GPL and Moral Rights
eda-qa at disemia.com
Fri Aug 29 20:34:40 UTC 2003
On my recent quest to compare contracts, licenses, and the GPL, I
stumbled across something that is disconcerting to me: the moral rights
provided by the Berne Convention seem to impose limits on the freedom
provided by the GPL.
The GPL does not appear to make any mention of moral rights, so
according to the convention (and some law resources I checked) the moral
rights stay with the author (even in the case of copyright assignment).
As stated, the concerning bit is the author's ability "to object to any
distortion, mutilation or other modification of, or other derogatory
action in relation to, the said work, which would be prejudicial to his
honor or reputation."
Best as I can tell, what might be accepted as prejudicial may vary
greatly from country to country. This of course makes the problem
worse, as the GPL does not join licenses, when distributing the linux
kernel, you actually have a license from every copyright holder
contributing to that kernel.
What is to prevent any one contributor to a large GPL project from
objecting on moral grounds and thereby halting any
distribution/modification? Though our opinions to such objections might

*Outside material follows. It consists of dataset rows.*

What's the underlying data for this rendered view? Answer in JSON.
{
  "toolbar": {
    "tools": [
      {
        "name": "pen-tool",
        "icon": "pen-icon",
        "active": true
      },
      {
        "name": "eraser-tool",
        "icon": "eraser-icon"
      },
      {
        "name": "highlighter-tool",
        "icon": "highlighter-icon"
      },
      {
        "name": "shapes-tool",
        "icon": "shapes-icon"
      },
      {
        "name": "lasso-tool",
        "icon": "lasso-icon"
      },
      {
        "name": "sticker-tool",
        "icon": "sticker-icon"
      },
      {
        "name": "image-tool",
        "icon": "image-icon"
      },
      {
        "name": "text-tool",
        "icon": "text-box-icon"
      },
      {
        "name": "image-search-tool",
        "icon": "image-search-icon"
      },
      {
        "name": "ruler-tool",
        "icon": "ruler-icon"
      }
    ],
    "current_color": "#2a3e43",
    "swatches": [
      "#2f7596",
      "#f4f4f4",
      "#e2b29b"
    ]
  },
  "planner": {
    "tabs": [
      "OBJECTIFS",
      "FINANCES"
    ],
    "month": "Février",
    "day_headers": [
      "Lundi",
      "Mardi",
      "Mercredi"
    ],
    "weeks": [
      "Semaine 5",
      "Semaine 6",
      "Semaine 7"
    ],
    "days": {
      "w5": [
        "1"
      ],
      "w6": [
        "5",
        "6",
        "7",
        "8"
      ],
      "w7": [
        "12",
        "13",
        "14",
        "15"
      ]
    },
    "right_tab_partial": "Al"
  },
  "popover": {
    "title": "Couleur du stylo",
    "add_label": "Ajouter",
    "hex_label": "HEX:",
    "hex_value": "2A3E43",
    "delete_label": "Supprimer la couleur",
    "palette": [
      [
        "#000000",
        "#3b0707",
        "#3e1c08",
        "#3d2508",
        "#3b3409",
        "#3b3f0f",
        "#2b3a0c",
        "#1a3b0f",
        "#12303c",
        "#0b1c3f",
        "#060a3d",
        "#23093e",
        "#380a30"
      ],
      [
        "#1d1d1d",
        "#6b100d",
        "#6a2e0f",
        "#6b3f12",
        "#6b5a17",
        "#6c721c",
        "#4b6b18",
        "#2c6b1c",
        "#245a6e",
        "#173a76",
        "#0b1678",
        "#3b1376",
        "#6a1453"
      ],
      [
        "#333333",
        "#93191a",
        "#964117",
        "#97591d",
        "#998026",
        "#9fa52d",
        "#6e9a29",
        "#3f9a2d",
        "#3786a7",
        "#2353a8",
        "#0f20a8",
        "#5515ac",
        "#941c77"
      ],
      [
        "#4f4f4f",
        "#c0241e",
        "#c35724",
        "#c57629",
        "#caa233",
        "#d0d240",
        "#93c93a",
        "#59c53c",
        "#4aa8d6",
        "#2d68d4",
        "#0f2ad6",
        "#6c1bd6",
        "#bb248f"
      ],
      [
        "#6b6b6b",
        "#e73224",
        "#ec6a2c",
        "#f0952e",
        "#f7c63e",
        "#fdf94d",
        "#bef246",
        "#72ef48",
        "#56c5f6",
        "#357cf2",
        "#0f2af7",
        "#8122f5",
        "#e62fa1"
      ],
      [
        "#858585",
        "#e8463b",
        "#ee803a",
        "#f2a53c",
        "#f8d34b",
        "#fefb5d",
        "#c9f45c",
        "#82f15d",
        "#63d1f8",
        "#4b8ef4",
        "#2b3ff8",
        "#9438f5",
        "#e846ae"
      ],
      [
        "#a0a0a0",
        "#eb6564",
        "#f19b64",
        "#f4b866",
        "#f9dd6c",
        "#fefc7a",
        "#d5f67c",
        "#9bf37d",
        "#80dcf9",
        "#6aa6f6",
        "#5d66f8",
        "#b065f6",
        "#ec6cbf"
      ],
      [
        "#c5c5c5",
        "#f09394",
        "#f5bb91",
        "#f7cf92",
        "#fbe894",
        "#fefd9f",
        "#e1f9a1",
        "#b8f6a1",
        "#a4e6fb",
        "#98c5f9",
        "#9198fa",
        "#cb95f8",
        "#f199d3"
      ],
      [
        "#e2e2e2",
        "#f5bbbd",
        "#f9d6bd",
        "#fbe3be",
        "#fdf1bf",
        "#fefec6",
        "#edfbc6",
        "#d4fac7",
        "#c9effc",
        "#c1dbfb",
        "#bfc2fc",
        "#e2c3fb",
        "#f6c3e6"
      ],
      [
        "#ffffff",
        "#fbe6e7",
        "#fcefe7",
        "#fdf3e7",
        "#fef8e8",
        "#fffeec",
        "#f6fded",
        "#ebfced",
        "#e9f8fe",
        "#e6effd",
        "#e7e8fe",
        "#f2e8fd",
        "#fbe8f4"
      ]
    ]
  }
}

vary, I would tend to assume that software is open to such objections.
More information about the Discussion